## [Exercise details]
If a line below includes the string "count", copy it.

## [Data for review]
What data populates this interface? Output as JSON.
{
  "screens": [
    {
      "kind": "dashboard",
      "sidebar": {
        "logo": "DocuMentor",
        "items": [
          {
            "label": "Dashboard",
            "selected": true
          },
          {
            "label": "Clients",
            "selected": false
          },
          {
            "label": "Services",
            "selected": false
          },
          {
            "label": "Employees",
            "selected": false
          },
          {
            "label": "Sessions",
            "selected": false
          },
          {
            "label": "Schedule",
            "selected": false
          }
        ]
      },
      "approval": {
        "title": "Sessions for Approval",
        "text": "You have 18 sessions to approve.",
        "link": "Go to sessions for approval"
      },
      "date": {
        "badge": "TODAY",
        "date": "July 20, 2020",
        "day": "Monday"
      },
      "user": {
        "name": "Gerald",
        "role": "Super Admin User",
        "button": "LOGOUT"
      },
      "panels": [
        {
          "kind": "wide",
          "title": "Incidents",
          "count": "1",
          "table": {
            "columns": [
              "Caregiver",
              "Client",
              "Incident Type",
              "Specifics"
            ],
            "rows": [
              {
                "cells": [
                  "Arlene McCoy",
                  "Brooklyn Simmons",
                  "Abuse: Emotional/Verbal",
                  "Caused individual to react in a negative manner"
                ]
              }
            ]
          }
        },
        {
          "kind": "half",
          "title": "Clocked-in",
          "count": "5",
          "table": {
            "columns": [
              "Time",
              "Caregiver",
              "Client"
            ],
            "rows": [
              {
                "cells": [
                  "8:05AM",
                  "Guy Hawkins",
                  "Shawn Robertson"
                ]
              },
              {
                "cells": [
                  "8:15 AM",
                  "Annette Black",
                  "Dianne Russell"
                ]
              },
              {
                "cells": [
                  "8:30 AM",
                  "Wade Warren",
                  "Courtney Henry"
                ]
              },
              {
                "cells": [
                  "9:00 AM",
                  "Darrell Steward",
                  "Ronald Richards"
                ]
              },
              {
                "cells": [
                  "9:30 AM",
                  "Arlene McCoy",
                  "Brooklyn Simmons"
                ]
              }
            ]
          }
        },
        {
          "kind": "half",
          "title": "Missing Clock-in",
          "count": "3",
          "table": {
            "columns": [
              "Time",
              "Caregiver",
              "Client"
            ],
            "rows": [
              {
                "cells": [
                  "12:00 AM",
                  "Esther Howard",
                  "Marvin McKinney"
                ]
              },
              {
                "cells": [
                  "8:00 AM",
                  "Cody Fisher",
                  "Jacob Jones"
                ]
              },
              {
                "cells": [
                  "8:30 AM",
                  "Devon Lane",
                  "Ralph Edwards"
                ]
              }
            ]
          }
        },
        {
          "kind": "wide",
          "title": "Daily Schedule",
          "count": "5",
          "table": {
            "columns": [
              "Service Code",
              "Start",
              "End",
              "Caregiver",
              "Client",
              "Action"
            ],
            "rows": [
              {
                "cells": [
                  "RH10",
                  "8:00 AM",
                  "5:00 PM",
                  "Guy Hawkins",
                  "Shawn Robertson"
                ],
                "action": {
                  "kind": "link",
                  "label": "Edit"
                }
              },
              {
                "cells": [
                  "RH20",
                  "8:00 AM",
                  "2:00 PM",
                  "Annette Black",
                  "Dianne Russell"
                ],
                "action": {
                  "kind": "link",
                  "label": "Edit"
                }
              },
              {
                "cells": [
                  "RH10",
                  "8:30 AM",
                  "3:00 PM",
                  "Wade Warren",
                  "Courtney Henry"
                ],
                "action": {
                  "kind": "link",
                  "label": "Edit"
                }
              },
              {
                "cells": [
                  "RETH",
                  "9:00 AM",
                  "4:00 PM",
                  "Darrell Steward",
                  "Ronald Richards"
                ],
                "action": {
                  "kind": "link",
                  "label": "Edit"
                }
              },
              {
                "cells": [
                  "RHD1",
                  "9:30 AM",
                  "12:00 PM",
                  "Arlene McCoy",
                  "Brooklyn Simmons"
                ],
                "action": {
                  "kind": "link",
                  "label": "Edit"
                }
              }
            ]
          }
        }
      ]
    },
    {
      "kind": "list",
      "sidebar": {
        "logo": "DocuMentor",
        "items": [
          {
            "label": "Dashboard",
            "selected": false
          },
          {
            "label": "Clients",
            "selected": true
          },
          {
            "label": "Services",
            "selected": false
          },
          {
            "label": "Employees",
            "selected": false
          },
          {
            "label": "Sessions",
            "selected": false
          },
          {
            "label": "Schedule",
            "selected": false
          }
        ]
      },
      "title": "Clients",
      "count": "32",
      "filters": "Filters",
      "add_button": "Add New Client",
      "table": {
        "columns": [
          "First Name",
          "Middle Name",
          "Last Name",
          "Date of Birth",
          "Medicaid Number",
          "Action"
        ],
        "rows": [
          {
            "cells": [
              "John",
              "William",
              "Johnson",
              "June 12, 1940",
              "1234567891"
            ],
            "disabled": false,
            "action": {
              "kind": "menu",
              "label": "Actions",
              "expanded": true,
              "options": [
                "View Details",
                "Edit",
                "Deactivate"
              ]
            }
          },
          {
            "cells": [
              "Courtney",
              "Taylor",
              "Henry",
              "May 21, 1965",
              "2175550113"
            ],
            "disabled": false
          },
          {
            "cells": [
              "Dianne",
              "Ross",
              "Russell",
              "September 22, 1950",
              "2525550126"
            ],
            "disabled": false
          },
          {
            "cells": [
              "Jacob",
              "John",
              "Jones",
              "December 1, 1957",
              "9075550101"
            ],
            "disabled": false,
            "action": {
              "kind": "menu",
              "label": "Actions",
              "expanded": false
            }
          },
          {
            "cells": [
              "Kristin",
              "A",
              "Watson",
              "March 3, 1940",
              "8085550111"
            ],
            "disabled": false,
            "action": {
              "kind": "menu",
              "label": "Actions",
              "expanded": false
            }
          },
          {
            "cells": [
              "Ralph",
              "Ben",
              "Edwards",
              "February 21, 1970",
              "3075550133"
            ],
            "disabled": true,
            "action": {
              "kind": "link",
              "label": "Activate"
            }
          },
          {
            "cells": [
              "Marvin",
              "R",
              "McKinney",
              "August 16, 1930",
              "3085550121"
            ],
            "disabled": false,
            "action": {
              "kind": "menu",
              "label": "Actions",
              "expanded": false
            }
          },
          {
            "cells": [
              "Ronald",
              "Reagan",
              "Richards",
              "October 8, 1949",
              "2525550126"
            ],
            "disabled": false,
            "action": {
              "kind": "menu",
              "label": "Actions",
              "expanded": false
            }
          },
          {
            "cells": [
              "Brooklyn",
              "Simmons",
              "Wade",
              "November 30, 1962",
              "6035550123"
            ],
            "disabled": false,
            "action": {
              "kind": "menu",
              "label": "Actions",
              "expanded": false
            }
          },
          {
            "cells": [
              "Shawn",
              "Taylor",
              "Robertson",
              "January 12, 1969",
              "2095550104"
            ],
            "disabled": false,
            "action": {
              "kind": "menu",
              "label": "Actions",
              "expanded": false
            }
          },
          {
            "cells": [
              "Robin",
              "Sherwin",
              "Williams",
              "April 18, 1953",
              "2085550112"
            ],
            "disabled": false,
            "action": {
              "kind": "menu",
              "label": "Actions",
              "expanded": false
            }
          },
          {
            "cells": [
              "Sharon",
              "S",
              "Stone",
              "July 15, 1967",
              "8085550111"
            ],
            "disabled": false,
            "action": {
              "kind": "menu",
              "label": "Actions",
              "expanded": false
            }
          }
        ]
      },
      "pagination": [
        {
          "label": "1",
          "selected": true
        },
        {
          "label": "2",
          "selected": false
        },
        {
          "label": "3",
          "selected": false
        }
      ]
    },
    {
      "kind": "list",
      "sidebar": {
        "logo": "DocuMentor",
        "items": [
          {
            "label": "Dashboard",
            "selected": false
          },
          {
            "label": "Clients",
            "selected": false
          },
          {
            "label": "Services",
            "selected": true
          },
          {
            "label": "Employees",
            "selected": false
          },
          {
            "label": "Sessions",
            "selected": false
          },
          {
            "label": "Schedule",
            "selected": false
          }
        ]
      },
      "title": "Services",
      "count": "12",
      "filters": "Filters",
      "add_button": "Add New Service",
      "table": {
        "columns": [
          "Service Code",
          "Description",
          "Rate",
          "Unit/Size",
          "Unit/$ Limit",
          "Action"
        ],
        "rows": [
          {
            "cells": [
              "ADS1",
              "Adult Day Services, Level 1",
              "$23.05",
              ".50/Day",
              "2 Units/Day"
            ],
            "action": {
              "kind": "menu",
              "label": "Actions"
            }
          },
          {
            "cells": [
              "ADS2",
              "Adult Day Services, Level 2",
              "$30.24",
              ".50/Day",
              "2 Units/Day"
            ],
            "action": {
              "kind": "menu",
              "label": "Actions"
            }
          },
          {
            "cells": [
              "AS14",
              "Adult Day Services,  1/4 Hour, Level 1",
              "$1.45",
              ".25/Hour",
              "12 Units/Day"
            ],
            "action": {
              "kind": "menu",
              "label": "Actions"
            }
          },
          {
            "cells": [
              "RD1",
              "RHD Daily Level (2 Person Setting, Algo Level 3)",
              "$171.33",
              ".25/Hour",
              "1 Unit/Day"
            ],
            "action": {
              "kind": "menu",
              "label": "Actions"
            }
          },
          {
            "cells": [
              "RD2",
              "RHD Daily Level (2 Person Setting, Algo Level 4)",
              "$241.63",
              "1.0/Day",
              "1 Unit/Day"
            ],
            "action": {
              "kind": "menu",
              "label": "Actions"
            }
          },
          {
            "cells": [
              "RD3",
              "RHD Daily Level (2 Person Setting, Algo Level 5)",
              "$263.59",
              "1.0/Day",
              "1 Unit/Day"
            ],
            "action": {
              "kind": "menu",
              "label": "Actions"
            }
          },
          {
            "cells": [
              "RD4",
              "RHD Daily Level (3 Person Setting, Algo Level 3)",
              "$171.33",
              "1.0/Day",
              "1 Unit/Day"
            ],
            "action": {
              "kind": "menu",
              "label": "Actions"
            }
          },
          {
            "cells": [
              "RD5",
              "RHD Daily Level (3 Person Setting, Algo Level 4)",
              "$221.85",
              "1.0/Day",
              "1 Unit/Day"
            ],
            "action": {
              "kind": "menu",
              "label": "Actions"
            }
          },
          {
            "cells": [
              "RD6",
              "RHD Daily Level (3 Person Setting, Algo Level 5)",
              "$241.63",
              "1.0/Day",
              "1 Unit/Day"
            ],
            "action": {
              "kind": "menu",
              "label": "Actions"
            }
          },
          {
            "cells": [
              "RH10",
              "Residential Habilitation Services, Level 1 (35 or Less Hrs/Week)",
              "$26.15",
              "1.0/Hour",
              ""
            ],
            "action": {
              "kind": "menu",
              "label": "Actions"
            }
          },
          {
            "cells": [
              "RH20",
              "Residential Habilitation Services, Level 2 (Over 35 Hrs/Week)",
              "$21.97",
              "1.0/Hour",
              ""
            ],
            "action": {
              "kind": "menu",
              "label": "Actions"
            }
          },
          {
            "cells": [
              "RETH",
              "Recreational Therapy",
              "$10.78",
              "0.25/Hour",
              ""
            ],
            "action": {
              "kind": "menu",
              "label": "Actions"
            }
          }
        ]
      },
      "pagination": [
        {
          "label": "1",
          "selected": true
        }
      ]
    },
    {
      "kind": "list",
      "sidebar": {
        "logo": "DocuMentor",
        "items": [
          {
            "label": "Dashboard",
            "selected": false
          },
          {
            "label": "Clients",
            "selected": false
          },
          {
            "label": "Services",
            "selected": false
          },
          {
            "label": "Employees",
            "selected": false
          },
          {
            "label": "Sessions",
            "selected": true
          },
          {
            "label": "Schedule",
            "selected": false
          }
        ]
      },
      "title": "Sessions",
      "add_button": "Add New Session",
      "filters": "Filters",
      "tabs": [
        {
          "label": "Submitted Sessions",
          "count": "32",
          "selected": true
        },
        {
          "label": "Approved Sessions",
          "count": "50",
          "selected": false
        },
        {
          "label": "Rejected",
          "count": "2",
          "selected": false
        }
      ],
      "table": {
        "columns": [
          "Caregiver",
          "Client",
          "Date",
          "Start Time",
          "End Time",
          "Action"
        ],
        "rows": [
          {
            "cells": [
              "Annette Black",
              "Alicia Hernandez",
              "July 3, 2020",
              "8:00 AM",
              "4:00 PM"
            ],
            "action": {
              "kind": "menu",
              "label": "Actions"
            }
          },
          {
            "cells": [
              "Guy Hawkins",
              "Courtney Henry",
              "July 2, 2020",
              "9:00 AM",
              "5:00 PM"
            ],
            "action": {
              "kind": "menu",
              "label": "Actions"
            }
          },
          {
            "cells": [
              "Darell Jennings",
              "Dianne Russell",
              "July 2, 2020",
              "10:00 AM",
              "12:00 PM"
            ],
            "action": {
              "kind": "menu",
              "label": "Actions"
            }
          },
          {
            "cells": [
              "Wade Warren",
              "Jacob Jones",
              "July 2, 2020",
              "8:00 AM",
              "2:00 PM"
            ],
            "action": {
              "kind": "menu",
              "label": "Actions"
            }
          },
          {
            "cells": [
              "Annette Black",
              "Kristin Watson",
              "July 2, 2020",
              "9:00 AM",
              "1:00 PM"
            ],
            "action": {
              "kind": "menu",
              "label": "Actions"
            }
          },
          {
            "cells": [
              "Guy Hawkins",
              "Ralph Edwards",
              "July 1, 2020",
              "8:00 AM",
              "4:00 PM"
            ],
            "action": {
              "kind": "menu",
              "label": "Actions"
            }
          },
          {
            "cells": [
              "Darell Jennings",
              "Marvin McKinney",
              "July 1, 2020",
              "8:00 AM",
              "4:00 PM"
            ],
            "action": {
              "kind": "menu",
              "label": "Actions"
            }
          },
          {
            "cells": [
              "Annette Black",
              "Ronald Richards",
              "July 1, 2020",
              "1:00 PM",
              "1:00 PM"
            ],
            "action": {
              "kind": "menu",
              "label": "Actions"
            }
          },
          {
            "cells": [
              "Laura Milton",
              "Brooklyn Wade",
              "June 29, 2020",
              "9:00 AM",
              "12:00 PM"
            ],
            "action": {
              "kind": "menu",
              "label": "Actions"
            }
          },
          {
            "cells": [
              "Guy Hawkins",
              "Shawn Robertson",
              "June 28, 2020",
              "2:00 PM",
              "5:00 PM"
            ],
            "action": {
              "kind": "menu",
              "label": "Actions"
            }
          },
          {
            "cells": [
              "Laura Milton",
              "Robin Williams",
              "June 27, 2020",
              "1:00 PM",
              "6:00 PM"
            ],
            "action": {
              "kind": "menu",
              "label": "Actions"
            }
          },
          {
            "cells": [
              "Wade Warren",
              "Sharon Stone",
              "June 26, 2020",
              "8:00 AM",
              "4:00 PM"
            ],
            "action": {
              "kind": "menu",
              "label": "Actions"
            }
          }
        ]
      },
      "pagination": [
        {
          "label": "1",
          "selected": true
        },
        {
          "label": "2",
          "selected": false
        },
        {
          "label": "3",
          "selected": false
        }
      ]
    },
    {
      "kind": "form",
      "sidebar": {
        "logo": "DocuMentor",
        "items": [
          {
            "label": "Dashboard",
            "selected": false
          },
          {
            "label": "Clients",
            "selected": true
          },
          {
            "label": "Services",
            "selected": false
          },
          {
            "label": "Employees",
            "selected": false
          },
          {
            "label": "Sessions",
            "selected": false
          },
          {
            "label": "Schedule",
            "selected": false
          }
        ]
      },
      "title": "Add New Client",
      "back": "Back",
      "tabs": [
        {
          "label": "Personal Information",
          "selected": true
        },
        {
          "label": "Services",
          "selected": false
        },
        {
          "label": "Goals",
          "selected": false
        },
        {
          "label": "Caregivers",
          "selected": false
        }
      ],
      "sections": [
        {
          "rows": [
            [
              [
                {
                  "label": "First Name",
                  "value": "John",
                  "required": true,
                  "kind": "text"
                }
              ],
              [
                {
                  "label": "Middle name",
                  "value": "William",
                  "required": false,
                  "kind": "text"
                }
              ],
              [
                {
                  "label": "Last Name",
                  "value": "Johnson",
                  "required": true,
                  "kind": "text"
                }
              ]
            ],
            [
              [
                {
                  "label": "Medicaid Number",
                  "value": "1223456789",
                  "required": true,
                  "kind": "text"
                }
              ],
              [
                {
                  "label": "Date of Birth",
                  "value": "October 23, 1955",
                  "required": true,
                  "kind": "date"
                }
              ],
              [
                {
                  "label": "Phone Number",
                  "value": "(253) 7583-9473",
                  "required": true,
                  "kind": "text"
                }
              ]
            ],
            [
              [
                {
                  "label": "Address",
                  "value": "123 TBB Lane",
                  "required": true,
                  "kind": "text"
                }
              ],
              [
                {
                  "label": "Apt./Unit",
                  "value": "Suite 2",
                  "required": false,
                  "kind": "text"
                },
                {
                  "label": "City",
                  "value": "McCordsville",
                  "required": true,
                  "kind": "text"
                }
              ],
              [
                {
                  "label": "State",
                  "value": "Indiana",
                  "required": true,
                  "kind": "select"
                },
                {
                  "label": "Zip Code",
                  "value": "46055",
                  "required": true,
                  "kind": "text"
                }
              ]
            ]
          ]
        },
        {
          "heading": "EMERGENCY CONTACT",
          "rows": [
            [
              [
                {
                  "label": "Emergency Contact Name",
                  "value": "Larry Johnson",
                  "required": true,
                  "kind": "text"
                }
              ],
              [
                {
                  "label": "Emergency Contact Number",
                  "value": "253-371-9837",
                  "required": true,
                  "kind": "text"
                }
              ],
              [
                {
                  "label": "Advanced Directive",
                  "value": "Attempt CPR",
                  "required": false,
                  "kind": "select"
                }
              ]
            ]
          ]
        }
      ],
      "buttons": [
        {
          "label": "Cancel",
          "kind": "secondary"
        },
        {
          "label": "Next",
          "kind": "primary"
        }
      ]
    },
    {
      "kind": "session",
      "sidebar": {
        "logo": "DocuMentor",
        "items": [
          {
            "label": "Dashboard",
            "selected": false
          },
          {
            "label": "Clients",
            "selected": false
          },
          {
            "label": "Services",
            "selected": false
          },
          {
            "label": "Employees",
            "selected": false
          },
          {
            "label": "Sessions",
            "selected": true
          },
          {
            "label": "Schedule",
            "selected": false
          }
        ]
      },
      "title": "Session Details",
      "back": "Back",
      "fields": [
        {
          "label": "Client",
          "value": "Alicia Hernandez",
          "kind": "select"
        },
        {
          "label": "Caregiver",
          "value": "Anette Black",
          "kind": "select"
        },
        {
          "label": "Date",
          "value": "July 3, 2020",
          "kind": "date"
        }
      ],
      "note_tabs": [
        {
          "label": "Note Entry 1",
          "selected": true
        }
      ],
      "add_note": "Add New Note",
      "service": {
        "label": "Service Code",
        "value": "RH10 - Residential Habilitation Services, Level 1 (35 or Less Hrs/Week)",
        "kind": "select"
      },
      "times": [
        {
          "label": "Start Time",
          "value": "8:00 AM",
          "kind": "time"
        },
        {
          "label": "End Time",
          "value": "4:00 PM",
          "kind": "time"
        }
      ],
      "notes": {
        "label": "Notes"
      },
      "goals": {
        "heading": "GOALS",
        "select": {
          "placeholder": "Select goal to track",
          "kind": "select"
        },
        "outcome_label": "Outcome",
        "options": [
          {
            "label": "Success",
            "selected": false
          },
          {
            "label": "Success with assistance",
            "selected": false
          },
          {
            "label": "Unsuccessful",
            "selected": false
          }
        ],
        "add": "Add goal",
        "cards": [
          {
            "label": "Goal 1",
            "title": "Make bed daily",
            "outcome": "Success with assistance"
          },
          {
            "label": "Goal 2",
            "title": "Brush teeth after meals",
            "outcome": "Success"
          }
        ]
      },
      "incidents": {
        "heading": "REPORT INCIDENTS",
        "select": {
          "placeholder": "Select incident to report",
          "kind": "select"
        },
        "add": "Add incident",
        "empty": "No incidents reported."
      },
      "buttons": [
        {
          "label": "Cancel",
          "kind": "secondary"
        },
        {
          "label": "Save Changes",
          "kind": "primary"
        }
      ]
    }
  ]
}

## [Output]
          "count": "1",
          "count": "5",
          "count": "3",
          "count": "5",
      "count": "32",
      "count": "12",
          "count": "32",
          "count": "50",
          "count": "2",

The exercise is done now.